These Indoor Garden Ideas Mean You Can Enjoy Live Plants Even If You Don't Have a Backyard
Experts share their best tips for creating a vibrant houseplant display inside your home.
Urban green thumbs, rejoice: You don't need access to an outdoor space to cultivate your own little slice of nature. With a little effort and the right lighting, you can grow an indoor garden filled with all kinds of interesting plants. "Not all of us have great light in our apartments, but luckily there are a lot of grow light options on the market nowadays that allow us to grow more plants inside," says Summer Rayne Oaks of Homestead Brooklyn.
Along with supplying appropriate lighting for your houseplants, you'll need to be considerate of anything else living in your home, too. "Those with kids and pets will want to look for nontoxic plants—or display plants on high shelves, from hanging baskets, or in other areas where the pets and kids can't reach," notes Melinda Myers, gardening expert and host of the Great Courses' How to Grow Anything series. "The ASPCA has a list of toxic and nontoxic plants, and of course, consulting with your veterinarian [and pediatrician] is always a good idea." Ahead, a few ideas for setting up a lush, but apartment-friendly indoor garden, according to these experts.
Start a mini herb garden.
If you have a windowsill and a pot, Christopher Landercasper, Director of Farming Operations for the Sonoma's Best Hospitality Group, suggests growing a miniature herb garden. "Just put together a couple of basil seeds, cilantro seeds, and a chive transplant (or seeds if no transplants are available) from your local garden center," he says. "The chives will grow the slowest, but when your basil and cilantro are finished with their one summer of production, the chives can take over the pot as a perennial and provide edible flowers and leaves through the fall and into the following year."
Practice with un-killable plants.

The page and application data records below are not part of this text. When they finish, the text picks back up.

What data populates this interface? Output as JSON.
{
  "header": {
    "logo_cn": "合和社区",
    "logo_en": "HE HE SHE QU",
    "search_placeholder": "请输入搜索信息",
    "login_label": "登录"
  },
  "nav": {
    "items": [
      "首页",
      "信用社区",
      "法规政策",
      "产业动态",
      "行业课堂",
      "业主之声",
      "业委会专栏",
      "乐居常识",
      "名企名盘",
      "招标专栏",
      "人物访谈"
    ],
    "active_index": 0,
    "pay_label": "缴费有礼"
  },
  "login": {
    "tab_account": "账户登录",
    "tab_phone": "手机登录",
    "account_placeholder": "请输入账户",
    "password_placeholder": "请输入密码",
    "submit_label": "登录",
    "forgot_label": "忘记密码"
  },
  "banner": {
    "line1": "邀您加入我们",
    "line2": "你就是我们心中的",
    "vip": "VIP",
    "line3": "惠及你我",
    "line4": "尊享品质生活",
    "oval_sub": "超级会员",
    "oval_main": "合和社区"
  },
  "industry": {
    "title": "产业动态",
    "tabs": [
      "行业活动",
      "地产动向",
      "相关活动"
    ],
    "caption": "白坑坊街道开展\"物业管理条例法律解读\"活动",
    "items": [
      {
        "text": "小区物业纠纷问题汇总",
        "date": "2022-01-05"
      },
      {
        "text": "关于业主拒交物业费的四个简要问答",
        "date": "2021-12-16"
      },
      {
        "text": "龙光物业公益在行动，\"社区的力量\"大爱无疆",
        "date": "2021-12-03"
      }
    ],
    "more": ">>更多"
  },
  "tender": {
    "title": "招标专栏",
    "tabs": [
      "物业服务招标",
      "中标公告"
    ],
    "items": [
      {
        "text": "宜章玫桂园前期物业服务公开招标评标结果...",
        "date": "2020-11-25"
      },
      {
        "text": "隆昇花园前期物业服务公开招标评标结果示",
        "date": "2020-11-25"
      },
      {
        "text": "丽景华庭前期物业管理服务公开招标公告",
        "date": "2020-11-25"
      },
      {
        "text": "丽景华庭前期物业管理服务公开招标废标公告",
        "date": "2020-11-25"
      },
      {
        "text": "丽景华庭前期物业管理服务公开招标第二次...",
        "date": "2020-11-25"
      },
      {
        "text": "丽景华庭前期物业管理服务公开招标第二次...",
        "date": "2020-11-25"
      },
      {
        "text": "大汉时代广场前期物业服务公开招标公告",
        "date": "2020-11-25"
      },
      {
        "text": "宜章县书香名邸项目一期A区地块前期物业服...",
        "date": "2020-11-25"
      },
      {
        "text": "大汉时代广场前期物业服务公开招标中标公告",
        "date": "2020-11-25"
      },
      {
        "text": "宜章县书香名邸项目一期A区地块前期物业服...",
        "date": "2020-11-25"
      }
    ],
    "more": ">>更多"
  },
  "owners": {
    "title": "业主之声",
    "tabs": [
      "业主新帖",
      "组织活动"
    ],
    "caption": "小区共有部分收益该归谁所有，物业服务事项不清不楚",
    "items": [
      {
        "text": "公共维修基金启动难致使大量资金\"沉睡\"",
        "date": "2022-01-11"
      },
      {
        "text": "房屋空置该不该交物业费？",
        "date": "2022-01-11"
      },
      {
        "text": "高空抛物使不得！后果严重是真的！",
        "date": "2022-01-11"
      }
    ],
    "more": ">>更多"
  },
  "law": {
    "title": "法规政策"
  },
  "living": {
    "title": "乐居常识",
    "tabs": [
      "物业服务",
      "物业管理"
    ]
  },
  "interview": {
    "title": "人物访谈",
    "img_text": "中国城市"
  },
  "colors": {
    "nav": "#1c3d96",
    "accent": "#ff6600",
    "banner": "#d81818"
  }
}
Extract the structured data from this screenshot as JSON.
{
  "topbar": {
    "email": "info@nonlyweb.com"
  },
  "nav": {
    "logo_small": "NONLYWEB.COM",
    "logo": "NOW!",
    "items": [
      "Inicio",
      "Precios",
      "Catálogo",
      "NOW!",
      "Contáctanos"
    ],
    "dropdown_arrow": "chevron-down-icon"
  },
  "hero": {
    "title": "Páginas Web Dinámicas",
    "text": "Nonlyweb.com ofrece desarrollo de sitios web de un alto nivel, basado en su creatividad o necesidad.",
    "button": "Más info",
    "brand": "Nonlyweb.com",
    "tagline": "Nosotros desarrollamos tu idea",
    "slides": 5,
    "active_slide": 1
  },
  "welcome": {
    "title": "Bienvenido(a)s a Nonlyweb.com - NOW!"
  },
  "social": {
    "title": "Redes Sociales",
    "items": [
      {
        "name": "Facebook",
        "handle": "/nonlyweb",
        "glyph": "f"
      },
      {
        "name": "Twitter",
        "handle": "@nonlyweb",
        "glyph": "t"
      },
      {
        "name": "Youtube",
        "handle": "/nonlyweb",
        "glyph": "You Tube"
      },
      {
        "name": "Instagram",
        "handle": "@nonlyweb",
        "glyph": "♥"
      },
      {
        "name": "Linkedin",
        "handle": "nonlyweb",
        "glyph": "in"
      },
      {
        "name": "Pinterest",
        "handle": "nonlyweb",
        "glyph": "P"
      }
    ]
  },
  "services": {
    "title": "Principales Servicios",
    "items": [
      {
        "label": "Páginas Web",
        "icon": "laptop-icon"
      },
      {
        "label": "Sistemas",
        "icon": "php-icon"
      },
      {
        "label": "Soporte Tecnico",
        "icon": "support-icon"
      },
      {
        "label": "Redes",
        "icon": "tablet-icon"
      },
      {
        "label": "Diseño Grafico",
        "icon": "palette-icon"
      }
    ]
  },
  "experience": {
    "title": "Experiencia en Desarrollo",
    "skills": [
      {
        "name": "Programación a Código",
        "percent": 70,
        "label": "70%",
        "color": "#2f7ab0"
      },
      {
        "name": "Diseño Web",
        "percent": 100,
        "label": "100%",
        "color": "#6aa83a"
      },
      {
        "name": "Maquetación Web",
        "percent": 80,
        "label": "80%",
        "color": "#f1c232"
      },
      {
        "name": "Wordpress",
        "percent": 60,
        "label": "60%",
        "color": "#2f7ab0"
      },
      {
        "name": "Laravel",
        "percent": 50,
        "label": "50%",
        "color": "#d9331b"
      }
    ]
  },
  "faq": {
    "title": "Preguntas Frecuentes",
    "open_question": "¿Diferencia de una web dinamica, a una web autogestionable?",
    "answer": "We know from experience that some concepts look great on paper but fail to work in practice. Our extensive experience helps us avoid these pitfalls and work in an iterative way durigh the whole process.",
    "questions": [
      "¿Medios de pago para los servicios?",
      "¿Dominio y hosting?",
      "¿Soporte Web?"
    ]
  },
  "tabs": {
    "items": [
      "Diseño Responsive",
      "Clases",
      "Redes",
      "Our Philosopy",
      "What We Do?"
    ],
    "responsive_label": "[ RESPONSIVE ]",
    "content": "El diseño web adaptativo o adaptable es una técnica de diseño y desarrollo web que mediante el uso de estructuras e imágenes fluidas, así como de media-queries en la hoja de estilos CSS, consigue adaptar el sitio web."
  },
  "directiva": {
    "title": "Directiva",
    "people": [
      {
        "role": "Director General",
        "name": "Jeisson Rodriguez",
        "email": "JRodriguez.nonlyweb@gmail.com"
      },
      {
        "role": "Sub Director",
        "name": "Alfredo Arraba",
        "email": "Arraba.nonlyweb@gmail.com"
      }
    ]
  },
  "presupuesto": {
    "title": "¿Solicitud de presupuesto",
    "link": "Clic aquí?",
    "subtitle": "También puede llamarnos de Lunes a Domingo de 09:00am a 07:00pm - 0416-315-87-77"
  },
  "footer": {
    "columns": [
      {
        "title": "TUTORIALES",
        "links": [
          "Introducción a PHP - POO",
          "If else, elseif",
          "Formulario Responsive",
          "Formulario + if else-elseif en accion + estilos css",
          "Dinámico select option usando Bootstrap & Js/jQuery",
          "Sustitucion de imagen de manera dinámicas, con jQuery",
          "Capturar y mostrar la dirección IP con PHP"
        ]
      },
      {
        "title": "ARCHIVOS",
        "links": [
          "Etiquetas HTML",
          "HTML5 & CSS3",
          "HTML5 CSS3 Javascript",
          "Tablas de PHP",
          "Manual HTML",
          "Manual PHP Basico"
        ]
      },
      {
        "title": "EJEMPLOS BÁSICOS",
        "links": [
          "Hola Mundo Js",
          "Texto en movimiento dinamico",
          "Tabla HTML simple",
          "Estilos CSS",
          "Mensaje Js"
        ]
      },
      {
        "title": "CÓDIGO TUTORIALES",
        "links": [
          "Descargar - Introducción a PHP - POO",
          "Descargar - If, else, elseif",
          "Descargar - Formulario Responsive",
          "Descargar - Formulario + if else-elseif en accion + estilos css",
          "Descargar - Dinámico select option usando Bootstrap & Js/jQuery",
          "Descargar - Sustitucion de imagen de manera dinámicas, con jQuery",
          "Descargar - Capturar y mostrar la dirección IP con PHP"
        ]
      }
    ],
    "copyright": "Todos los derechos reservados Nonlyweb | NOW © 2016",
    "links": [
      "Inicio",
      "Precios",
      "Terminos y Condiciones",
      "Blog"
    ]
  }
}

If you're a first-time indoor gardener, Meyers says to start with hardier houseplants while you get the hang of things. "Any cactus or succulent, like a jade, will work well for those that have sunny windows or artificial light and don't like to water," she says. "ZZ plants tolerate low light and dry soil, while snake plants like dry soil and bright light—but will tolerate low light [if you stake them]."
Grow strawberries in a hanging basket.
Searching for a space-savvy way to grow fruit inside a small apartment? Landercasper recommends employing a hanging planter. "You can grow strawberries in a pot or hanging basket," he says. "They can be more than happy in the amount of soil available in a medium sized option, and look beautiful hanging when they are ripe."
Consider aquatic plants.
If you have north-facing windows that don't receive much natural sunlight, Oakes says you can place mason jars filled with water and aquatic plants inside your apartment, since they don't require much light to grow, to make an indoor garden. "I have an aquatic plant, called an Anubias, which has just been sitting in a jar of water for years," she says. "I periodically change the water—like once a month or so—and it's just thriving."
Cherry tomatoes can be grown indoors, too.
Dreaming of an indoor vegetable garden that provides delicious food for dinner? Landercasper says that if you have access to direct sunlight, you should plant some cherry tomato seeds. "Cherry tomatoes are excellent plants for balconies and sunny windows," he says. "I really like Matt's Wild Cherry for flavor, and Sun Gold or Pink Bumble Bee for a change of color."